The US is performing below the average number of tests administered by the 36 member countries of the Organization for Economic Cooperation and Development, or OECD, according to the numbers the group released Tuesday.
The US, the country with the most confirmed cases in the world, has performed 16.4 tests per 1,000 people, according to the report. By comparison, OECD members performed an average of 23.1 tests per 1,000 people. Spain, the country with the second-highest number of Covid-19 cases, has performed an average of 22.3 per 1,000 people. Italy, which has the third-highest number of cases has performed nearly twice as many tests as the US, at 29.7 per 1,000 people.
The US has performed more tests than some of the other countries with large outbreaks. France has only performed 9.1 tests per 1,000 people, according to the report. The UK has done on average 9.9 tests per 1,000 people. Mexico has done less than 1 test per 1,000 people and is at the bottom of the testing list. Iceland, by contrast, has tested the most with 135 tests per 1,000 people.
There are caveats with these numbers, the OECD says.
The report notes that there is a limit to the international comparability of all testing figures. There are differences in the way countries report totals and how frequently governments release data. The OCED report also relies on Our World In Data, data that the OECD considers the most reliable in the fast-moving context of the pandemic, but the data only includes PCR tests. PCR tests are used by scientists to diagnose an active case of Covid-19. The report does not include serological tests, the tests scientists use to detect if someone has had a prior infection.
Testing is key to all governments’ strategies to determine when it will be safe to allow people to end physical distancing in the absence of a vaccine.
President Donald Trump has repeatedly claimed that the US has done more tests than anyone else in the world.

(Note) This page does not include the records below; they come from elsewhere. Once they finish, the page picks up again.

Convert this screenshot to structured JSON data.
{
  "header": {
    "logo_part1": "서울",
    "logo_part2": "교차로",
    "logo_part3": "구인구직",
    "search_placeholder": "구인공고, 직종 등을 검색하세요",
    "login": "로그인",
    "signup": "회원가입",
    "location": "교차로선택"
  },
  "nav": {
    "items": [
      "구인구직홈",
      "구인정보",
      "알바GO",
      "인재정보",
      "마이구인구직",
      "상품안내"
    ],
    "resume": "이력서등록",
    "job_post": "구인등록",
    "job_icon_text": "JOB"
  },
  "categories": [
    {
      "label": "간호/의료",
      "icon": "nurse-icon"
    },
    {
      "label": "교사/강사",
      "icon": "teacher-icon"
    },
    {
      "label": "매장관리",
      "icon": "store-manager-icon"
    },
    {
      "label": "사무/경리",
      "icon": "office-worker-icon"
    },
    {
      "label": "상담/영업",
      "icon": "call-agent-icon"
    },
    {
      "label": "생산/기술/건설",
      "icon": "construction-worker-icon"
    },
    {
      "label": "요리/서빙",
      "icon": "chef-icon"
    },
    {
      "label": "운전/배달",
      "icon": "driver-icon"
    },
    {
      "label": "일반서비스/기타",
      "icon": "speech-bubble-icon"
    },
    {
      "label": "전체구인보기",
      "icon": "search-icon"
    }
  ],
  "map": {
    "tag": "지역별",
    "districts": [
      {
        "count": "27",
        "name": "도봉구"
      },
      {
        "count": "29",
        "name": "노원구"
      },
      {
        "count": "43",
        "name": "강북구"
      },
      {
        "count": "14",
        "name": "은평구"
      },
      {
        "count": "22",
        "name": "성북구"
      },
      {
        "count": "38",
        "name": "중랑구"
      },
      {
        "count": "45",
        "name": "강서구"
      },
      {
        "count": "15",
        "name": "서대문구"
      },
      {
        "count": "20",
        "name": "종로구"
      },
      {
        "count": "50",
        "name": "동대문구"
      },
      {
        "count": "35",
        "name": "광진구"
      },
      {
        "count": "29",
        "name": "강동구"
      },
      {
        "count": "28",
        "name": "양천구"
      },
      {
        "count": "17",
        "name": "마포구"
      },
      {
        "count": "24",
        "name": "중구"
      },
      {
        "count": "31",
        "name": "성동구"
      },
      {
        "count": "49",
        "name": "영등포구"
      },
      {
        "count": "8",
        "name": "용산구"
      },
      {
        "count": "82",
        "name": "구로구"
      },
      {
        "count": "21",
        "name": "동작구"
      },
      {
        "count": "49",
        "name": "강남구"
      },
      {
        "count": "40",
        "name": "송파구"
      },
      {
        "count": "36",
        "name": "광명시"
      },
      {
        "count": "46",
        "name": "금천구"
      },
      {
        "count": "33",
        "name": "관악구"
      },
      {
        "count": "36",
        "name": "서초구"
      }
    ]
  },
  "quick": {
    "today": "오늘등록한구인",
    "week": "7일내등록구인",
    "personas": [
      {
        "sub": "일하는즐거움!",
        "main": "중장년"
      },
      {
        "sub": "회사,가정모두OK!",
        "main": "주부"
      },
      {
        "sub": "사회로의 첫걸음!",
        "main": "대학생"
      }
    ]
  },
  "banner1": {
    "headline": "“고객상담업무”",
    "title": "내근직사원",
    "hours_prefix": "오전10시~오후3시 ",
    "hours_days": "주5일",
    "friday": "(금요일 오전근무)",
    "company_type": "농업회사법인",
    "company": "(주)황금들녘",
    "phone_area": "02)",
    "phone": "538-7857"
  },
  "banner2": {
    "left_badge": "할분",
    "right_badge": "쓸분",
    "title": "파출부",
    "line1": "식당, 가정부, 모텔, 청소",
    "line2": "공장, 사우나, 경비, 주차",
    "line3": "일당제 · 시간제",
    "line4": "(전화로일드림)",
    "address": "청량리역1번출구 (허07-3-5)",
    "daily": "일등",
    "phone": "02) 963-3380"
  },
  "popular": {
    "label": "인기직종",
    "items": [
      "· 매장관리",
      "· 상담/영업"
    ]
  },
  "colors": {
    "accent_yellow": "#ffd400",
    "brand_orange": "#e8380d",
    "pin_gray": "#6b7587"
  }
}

Last Tuesday, he told the White House Coronavirus Task Force Briefing: “More than everybody else, every other country combined.” But none of the OECD testing reports have shown that to be true.